All summer every time you stopped at a stoplight you felt like you were literally melting under the fierce Texas sun. Now the switch has flipped. At stoplights you sort of draw in toward your bike, trying to soak up as much of the heat coming off your engine and exhaust as you can. When it gets cold in Texas, it’s frikkin’ cold.
Cold weather riding doesn’t have to suck. Here are seven tips for staying warm even when there’s ice on the trees and the wind makes it feel like it’s below zero.
Layer Cold Weather Gear
Heated gear is the best. If you’re engaged in cold weather riding near Dallas, heated gloves, a heated vest or jacket, and heated pants can make you impervious to the cold. Pick them up at your local Harley shop and you’ll be riding happily all winter long.

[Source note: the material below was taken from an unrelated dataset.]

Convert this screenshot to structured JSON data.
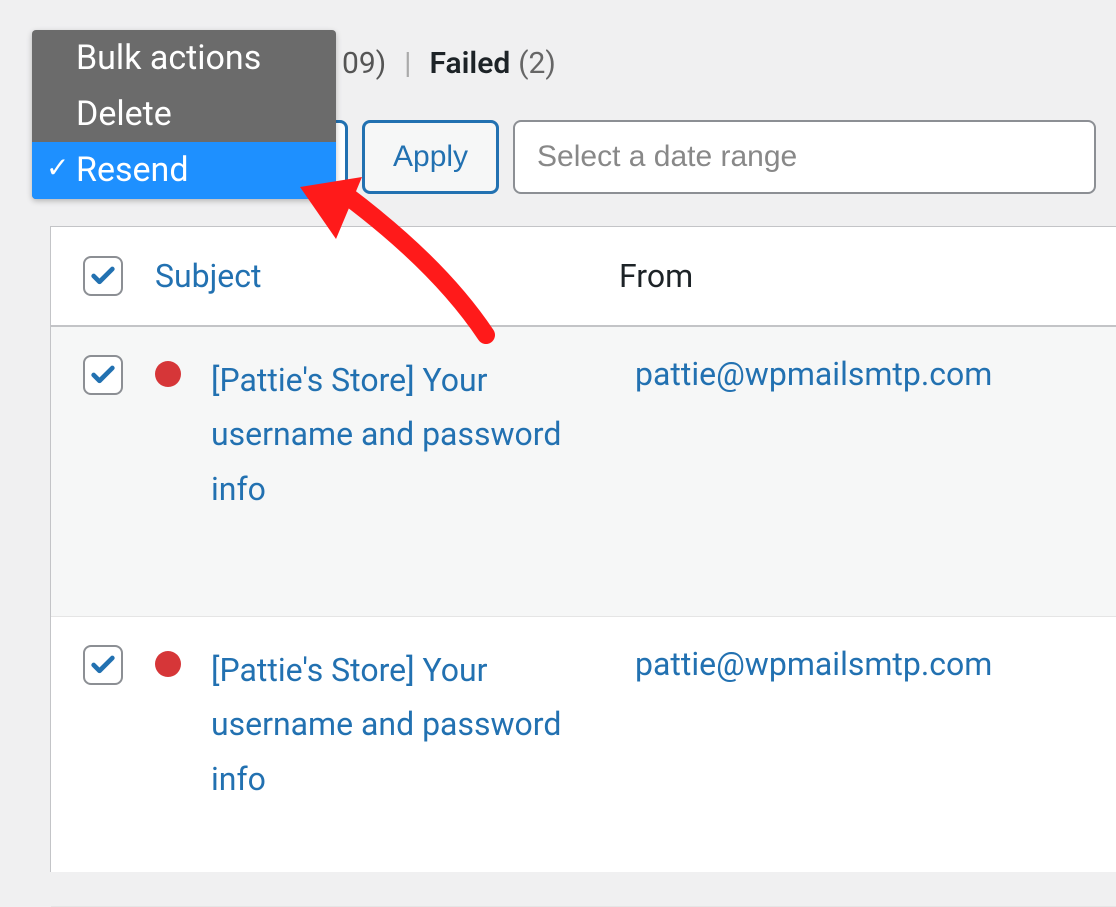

If that’s not in your budget, use what you have to create insulating layers. The temperature on the thermometer isn’t your enemy; it’s the wind that’s going to get you. If you can create a barrier you’ll be better off. Start with a long-john like an insulator close to your skin. Then add fleece or wool. Over that put your riding leather or other wind-resistant riding jackets. If you have chaps, they’ll block the wind on your legs.

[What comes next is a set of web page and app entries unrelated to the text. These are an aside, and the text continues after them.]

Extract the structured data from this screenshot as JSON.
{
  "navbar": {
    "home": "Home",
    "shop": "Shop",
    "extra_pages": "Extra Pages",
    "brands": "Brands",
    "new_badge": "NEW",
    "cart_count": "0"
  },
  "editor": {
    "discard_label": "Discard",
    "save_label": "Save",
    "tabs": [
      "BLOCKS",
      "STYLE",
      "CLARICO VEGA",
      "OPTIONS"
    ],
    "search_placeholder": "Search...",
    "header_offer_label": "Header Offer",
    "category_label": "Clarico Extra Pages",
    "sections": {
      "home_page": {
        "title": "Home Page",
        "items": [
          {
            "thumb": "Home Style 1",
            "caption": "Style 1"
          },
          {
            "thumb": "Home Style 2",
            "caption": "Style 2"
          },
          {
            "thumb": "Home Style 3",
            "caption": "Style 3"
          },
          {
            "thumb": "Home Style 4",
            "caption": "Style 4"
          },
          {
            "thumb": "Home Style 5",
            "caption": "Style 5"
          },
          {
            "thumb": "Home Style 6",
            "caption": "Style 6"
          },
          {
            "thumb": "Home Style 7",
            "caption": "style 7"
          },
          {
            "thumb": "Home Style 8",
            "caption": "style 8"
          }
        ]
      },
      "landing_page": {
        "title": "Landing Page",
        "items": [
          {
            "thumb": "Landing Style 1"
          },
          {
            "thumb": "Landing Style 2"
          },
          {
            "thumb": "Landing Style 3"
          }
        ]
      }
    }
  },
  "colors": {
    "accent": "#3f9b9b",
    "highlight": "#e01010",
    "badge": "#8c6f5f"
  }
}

Use a neck warmer and/or baklava to keep your face and neck warm. A full-face helmet will completely block the wind, but that’s not the only reason you’ll be glad you’re wearing it. There’s something about cold weather riding that wreaks havoc on your sinuses. Take a 20-minute ride in the cold and you’ll feel like you shoved icy toothpicks up your nose and banged them in repeatedly if you don’t protect yourself. A helmet doesn’t just block the wind, it regulates humidity inside.
Gloves are perhaps the most important piece of cold weather riding gear. Get some that are insulated and waterproof and keep them with you all winter.

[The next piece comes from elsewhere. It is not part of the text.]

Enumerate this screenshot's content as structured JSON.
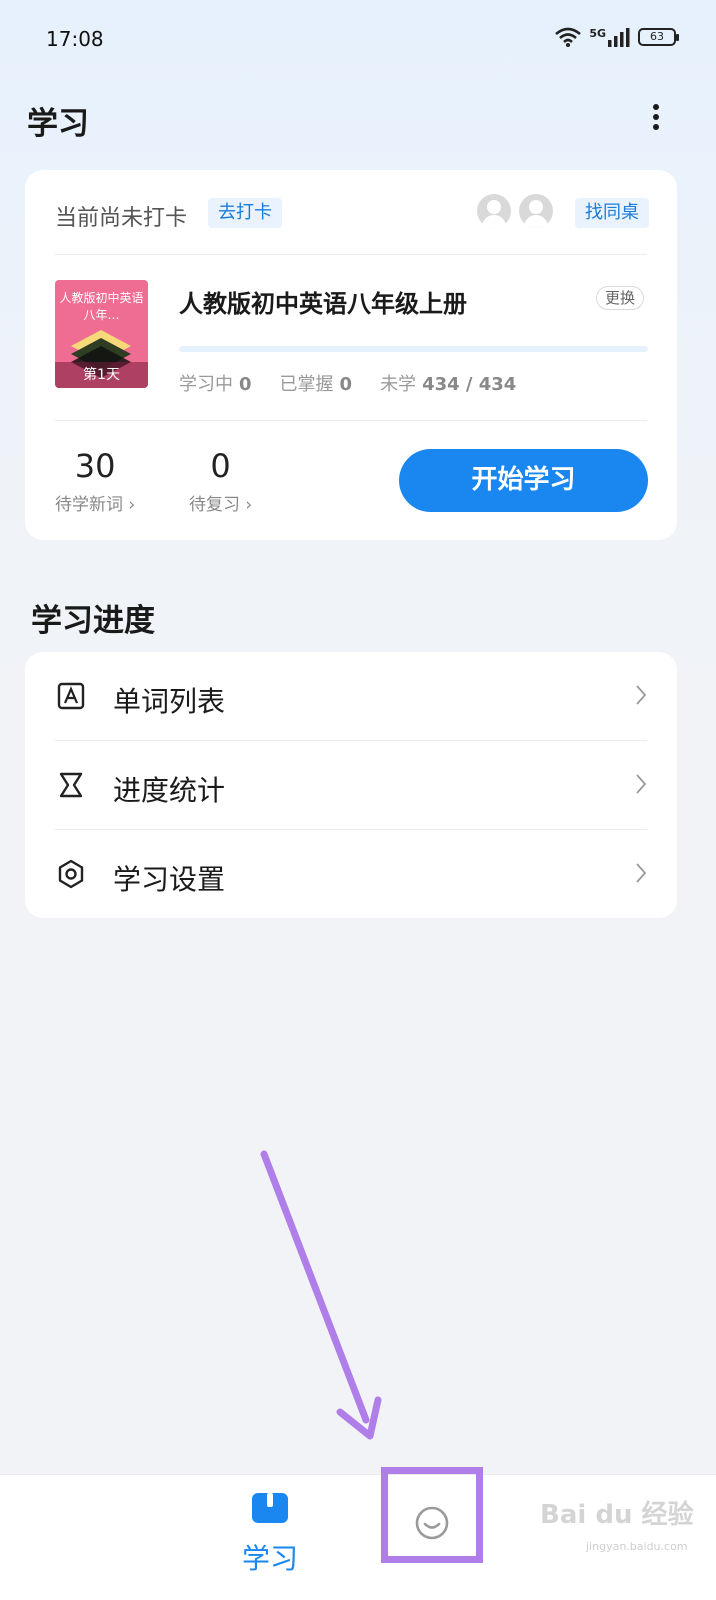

Prep Your Bike
If your bike came with a windshield and you removed it for looks, put it back on. If your bike is water-cooled, add antifreeze as necessary.
Cold weather affects tire rubber. The outer material contracts and becomes more brittle, and the air inside condenses. Make sure you have enough tread and replace your tires if they’re getting old. Then check your tire pressure when your bike is cold, before you’ve started your ride. Inflate as per the manufacturer’s instructions.
As you ride, friction will heat them back up somewhat, but the pavement is still cold, so that amount isn’t the same as in warmer weather.
Add Heated Accessories for Harley
This month take advantage of our special and get 10 percent off heated grips and heated seats. We’ve got your buyer’s guide here.
Watch Out for Cold Weather Road Hazards
Numb fingers and stiff knees aren’t the only things you have to worry about when you’re cold-weather riding near Dallas. Those things make you uncomfortable, but forgetting about road hazards can land you in the hospital. Watch for patches of snow or frozen pavement.
Black ice is deadly. It’s a thin layer of ice on the roadway that makes it just look wet. It can be present in shady areas even when the temperature is above freezing. What makes it so insidious is how difficult it is to see, especially when you’re moving fast. It’s most common on bridges and overpasses. In areas of heavy traffic, vehicle exhaust provides a steady stream of water vapor and cars shade the roadways. If you ride to places with higher elevation and more snowfall, you’ll find it there too.
Stay on the lookout if you ride in the cold. If it looks like black ice, steer clear.
Another road hazard riders don’t think about is areas of treated pavement. Salt is like sand or gravel. It decreases traction, so use caution on salted roads too.
Increase Your Safety Bubble
You have less traction and maneuverability in challenging conditions. That’s even truer of people in bigger, heavier vehicles. Plus, your skill and confidence level may be off the charts, but the person in the lane next to you could be a new driver or someone more interested in their cell phone than safe driving. Give yourself a bigger safety buffer. Increase following distance, especially at higher speeds.
Know When It’s Too Cold
Sometimes the cold is just unpleasant, but there are days when you should stick to four-wheeling. That has more to do with the road conditions and your frame of mind than the reading on the thermometer.
If the roads are snowy or icy, be honest with yourself about your riding skills. If you’ve got years of experience riding on challenging terrain, you might be okay. If you’re not comfortable riding on that type of pavement in a car, you definitely shouldn’t tackle it on two wheels.
Recognize also that if you’re tired, stressed or you don’t have the right riding gear, your reflexes are going to be affected. As with any other time of the year, don’t ride when you’ve been drinking.